And really, Cruz’s hopes are no less realistic than Sen. Bernie Sanders’ belief that after spending basically his professional life telling Democratic luminaries they’re sellouts to the establishment and spending the past six months claiming the superdelegate system is a political perversion, he can now rally the superdelegates to his cause and away from the side of their spiritual leader, Hillary Clinton. Or Kasich’s plan to continue loitering in strategic small meeting areas across the nation until Republican voters notice they are about to nominate Trump and someone yells, “Hold on. Have we really thought this through?” Kasich is running as if the crushing losses are just a big misunderstanding of the “I’m sure we’ll all look back on this and laugh at the idea you’d vote for this guy over me someday” variety.

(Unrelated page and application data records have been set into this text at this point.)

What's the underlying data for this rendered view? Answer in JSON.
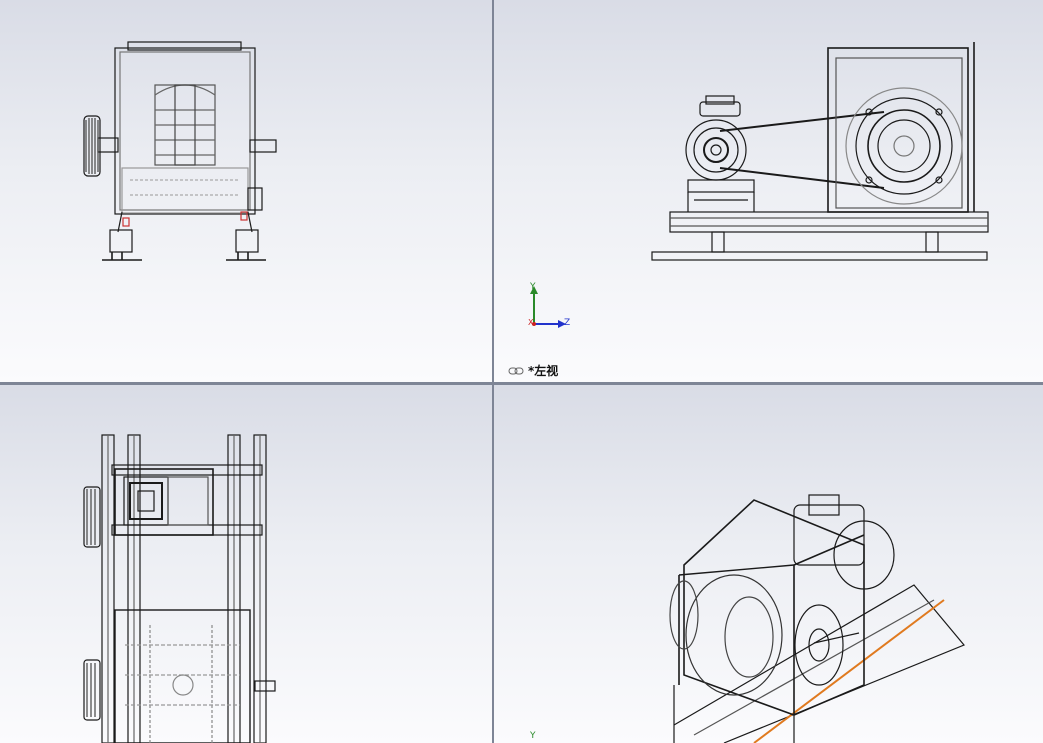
{
  "viewports": {
    "top_right": {
      "label": "*左视",
      "triad": {
        "y_axis": "Y",
        "z_axis": "Z",
        "x_axis": "X"
      }
    },
    "bottom_right": {
      "triad": {
        "y_axis": "Y"
      }
    }
  },
  "icons": {
    "view_link": "link-icon",
    "triad": "axis-triad-icon"
  },
  "colors": {
    "background_top": "#d9dce6",
    "background_bottom": "#fbfbfd",
    "divider": "#7e8596",
    "line": "#1a1a1a",
    "highlight_edge": "#e07a1f",
    "axis_y": "#2a8a2a",
    "axis_z": "#2233cc",
    "axis_x": "#cc2222"
  }
}
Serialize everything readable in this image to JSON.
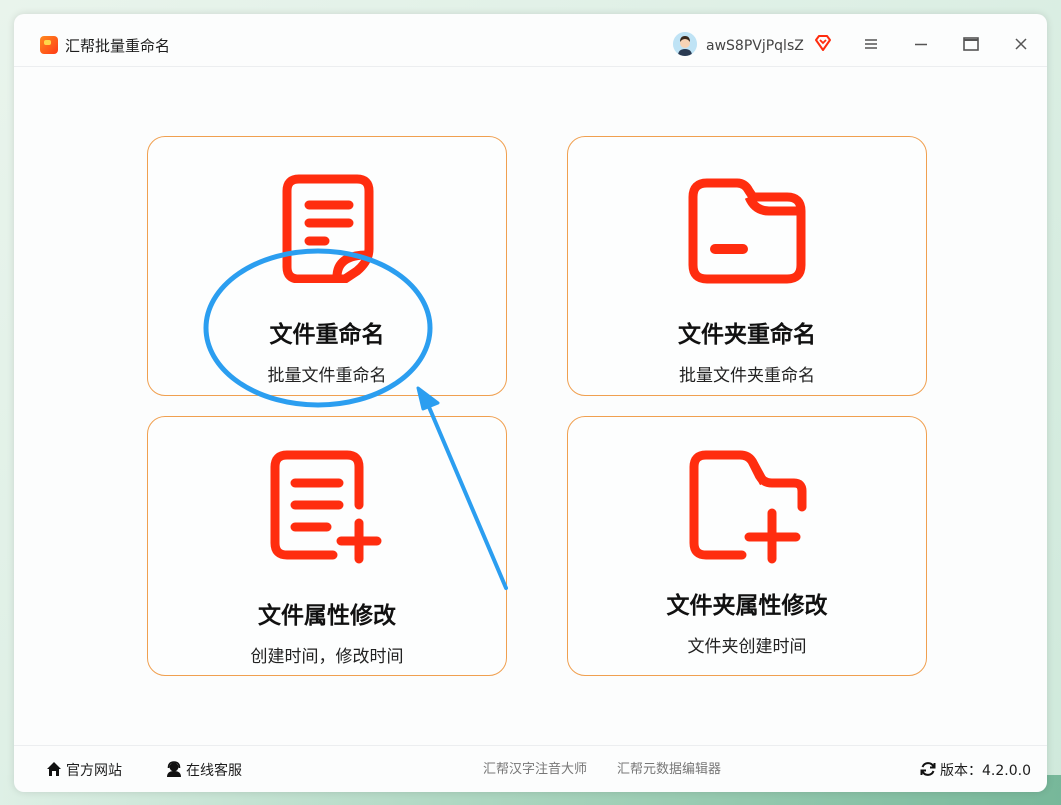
{
  "app": {
    "title": "汇帮批量重命名"
  },
  "user": {
    "name": "awS8PVjPqlsZ"
  },
  "colors": {
    "accent": "#ff2d0f",
    "card_border": "#f0a050",
    "annotation": "#2b9ef0"
  },
  "cards": [
    {
      "title": "文件重命名",
      "subtitle": "批量文件重命名",
      "icon": "document-icon"
    },
    {
      "title": "文件夹重命名",
      "subtitle": "批量文件夹重命名",
      "icon": "folder-icon"
    },
    {
      "title": "文件属性修改",
      "subtitle": "创建时间，修改时间",
      "icon": "document-plus-icon"
    },
    {
      "title": "文件夹属性修改",
      "subtitle": "文件夹创建时间",
      "icon": "folder-plus-icon"
    }
  ],
  "footer": {
    "website": "官方网站",
    "support": "在线客服",
    "link1": "汇帮汉字注音大师",
    "link2": "汇帮元数据编辑器",
    "version": "版本：4.2.0.0"
  }
}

And yet there’s no reason we should encourage them to quit, and no other realm of American life in which we do encourage people to quit. When my University of South Carolina Gamecocks are down 28 points with three minutes left, which is to say every week of football season, I still want them throwing bombs.

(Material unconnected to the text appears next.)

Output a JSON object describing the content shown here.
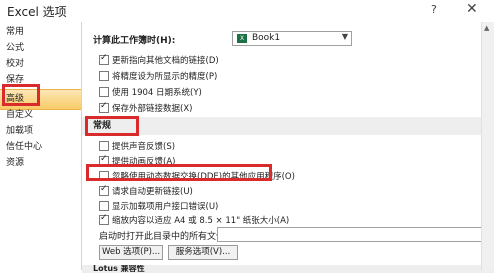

You play to win for as long as you can, using the best weapons at your disposal. Although when Cruz realized the best weapon at his disposal was Fiorina singing lullabies at a news conference that sounded as if they were devised to lure his children into a gingerbread house, I imagine thoughts of a concession speech began to form.

Despite their considerable efforts, Cruz, Kasich and Sanders have failed to make the horses speak. And if they haven’t yet, they won’t. That doesn’t mean they should rush to meet the king’s sword. It just means they should realize they can’t avoid it.

Lane Filler is a member of Newsday’s editorial board.